Dr Phil Smith’s Wildlife Notes
April 2018

April 2018 really broke the mould. Since the millennium, we have got used to prolonged droughts, with April showers a distant memory. This month, measurable rain fell on 12 days and, although it was mainly colder than average, there was a heatwave from 18th to 21st  with the highest April temperatures (in London) since 1949. Remarkably, the dune water-table actually rose by 4.5cm during the month. The result was the best Natterjack Toad activity for several years. For the first time, these rare amphibians spawned in the youngest section of the Green Beach at Ainsdale. Although usually nocturnal, some amorous male Natterjacks started calling during the afternoon of 9th and I found three pairs as well as ten Smooth Newts, while Skylarks were singing their hearts out overhead and 18 migratory White Wagtails foraged on the shore.

Meanwhile Natterjacks were also active at the flooded Devil’s Hole, laying several spawn strings soon to hatch into tiny tadpoles. I noticed a black beetle, of a kind new to me, struggling in the water and fished it out. Photographs sent to Gary Hedges at World Museum Liverpool identified it as a Snail-eating Beetle Silpha tristis, an insect that is fairly widespread but not at all common.

Gems in the Dunes organised an Open Day on 14th, my contribution being a guided walk to look for dune annuals, tiny plants representing several families that flower in spring and then die down to survive the drought of summer as seeds. Most visitors don’t notice them but we found 15 species in just over an hour, including the Early Forget-me-not looking superb under a magnifying lens. Two colourful Small Tortoishell butterflies freshly out of hibernation were another reminder of the season.

The following day, I joined two-winged fly expert, Phil Brighton, on Birkdale Green Beach.
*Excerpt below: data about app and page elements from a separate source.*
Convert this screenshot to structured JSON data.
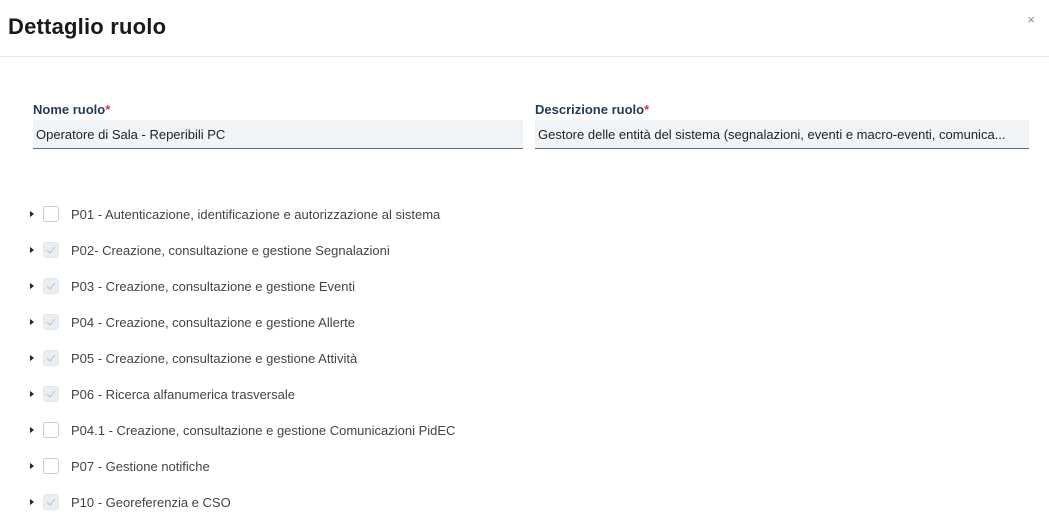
{
  "dialog": {
    "title": "Dettaglio ruolo",
    "close_symbol": "×"
  },
  "form": {
    "name": {
      "label": "Nome ruolo",
      "required_mark": "*",
      "value": "Operatore di Sala - Reperibili PC"
    },
    "description": {
      "label": "Descrizione ruolo",
      "required_mark": "*",
      "value": "Gestore delle entità del sistema (segnalazioni, eventi e macro-eventi, comunica..."
    }
  },
  "permissions": [
    {
      "label": "P01 - Autenticazione, identificazione e autorizzazione al sistema",
      "checked": false
    },
    {
      "label": "P02- Creazione, consultazione e gestione Segnalazioni",
      "checked": true
    },
    {
      "label": "P03 - Creazione, consultazione e gestione Eventi",
      "checked": true
    },
    {
      "label": "P04 - Creazione, consultazione e gestione Allerte",
      "checked": true
    },
    {
      "label": "P05 - Creazione, consultazione e gestione Attività",
      "checked": true
    },
    {
      "label": "P06 - Ricerca alfanumerica trasversale",
      "checked": true
    },
    {
      "label": "P04.1 - Creazione, consultazione e gestione Comunicazioni PidEC",
      "checked": false
    },
    {
      "label": "P07 - Gestione notifiche",
      "checked": false
    },
    {
      "label": "P10 - Georeferenzia e CSO",
      "checked": true
    }
  ]
}
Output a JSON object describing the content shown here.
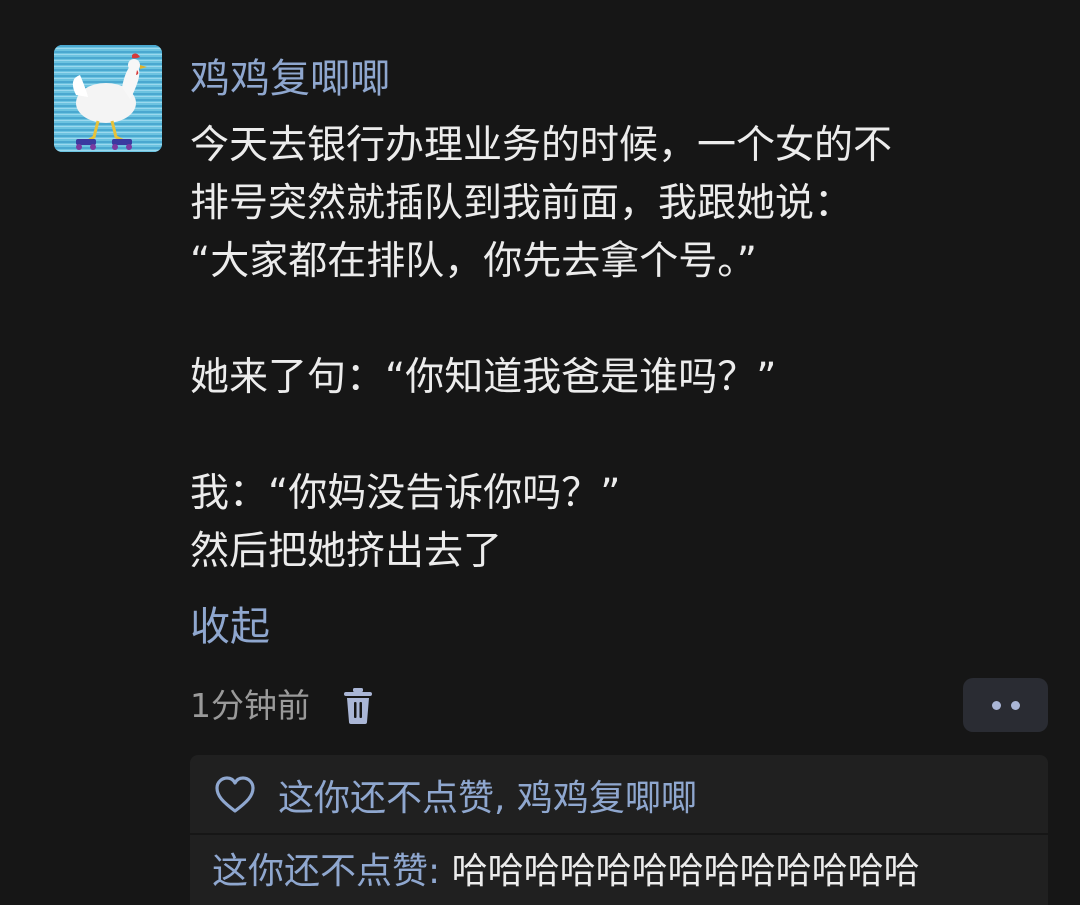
{
  "post": {
    "username": "鸡鸡复唧唧",
    "avatar_icon": "chicken-avatar",
    "lines": [
      "今天去银行办理业务的时候，一个女的不",
      "排号突然就插队到我前面，我跟她说：",
      "“大家都在排队，你先去拿个号。”",
      "",
      "她来了句：“你知道我爸是谁吗？”",
      "",
      "我：“你妈没告诉你吗？”",
      "然后把她挤出去了"
    ],
    "collapse_label": "收起",
    "time": "1分钟前",
    "delete_icon": "trash-icon",
    "more_icon": "more-dots-icon"
  },
  "reply_section": {
    "like_prompt": "这你还不点赞,",
    "like_user": "鸡鸡复唧唧",
    "heart_icon": "heart-outline-icon",
    "comments": [
      {
        "author": "这你还不点赞:",
        "text": "哈哈哈哈哈哈哈哈哈哈哈哈哈"
      }
    ]
  },
  "colors": {
    "background": "#161616",
    "link": "#8fa7cf",
    "text": "#ececec",
    "muted": "#9a9a9a",
    "panel": "#202020"
  }
}
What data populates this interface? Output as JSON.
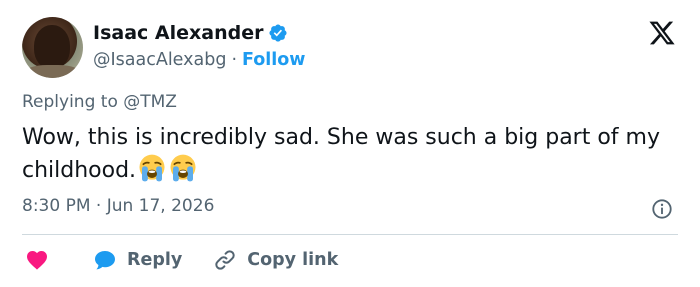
{
  "author": {
    "display_name": "Isaac Alexander",
    "handle": "@IsaacAlexabg",
    "separator": "·",
    "follow_label": "Follow",
    "verified": true
  },
  "tweet": {
    "replying_to_label": "Replying to",
    "replying_to_handle": "@TMZ",
    "text": "Wow, this is incredibly sad. She was such a big part of my childhood.",
    "emojis": [
      "loudly-crying-face",
      "loudly-crying-face"
    ],
    "timestamp": "8:30 PM · Jun 17, 2026"
  },
  "actions": {
    "like_icon": "heart-icon",
    "reply_label": "Reply",
    "copy_link_label": "Copy link"
  },
  "colors": {
    "accent": "#1d9bf0",
    "like": "#f91880",
    "text": "#0f1419",
    "muted": "#536471",
    "divider": "#cfd9de"
  }
}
He hoped to find a group of small flies associated with willow catkins and was delighted to collect the very rare Egle brevicornis with only six previous British records. We also heard Natterjacks and a Water Rail giving its “squealy pig” call from the reeds. I noticed several unfamiliar 4mm-long dung-beetles on the bare sand. Again photos provided the answer – the Dune Scarab Aegialia arenaria, a mainly coastal species.

The following week, Ph.D. student, Claire Flynn, drove all the way from Pembrokeshire to check out our Vernal Mining Bees. She is comparing the genetics of long-established colonies in Northwest England and North Wales with recent discoveries in the south and midlands, which are thought to be invaders from the European mainland. I took her onto the Hightown dunes where I had earlier estimated 2000 bees flying on dune ridges near the Sailing Club. Conditions were perfect and these solitary bees, slightly larger and darker than a Honey Bee, were abundant. Claire was also pleased to see her first Northern Dune Tiger Beetle and several Hairy Sand-wasps.

With Patricia Lockwood, I called in at Ashdale Close, Formby, on 25th to see the colony of Moschatel or Town-hall-clock in a small area of woodland, known here since 2010. Moving on to Wicks Lake, we spotted the first Orange Tip butterfly of the spring and re-visited a clump of Summer Snowflake found in 2013. It has grown considerably, showing 12 spectacular flowering spikes. Nearby, the Primroses on a grassy bank were more floriferous than ever, while a large bush of the extremely rare Don’s Willow was covered in beautiful red-tinged catkins.

Another botanical highlight was Perfoliate Alexanders in woodland near to Formby Baths. First found by Joshua Styles last year, this strikingly coloured native of Eastern Europe has increased to about 150 plants and is new to the South Lancashire vice-county.  Josh also joined me for a survey of parts of Birkdale Common that were damaged by the tented village erected for the Open Championship last summer. Large areas of bare ground are being colonised by a wide range of annuals, including an abundance of Parsley-piert, Blinks and the uncommon Bird’s-foot. I was also delighted to re-find a patch of a distinctive hybrid between Field Mouse-ear and the closely related Snow-in-Summer,which I first spotted here in 2010.

Although I managed to miss most of the “good” birds reported during the month, including a Hoopoe at Formby Point, I finally caught up with Formby’s first Cetti’s Warbler at Hoggs Hill Lane on 28th. Its incredibly loud, explosive song is one of the most unmistakable sounds in nature. The month ended with a goose extravaganza at Crossens Marsh, where an impressive flock of 3500 Pinkfeet included a Lesser Snow-goose, a Barnacle, two Russian Whitefronts and a Western Bean. Nearby feral Greylags and Canadas meant that seven goose species were visible from the coast road! Two Spoonbills and three Mediterranean gulls from the RSPB hide crowned a successful afternoon.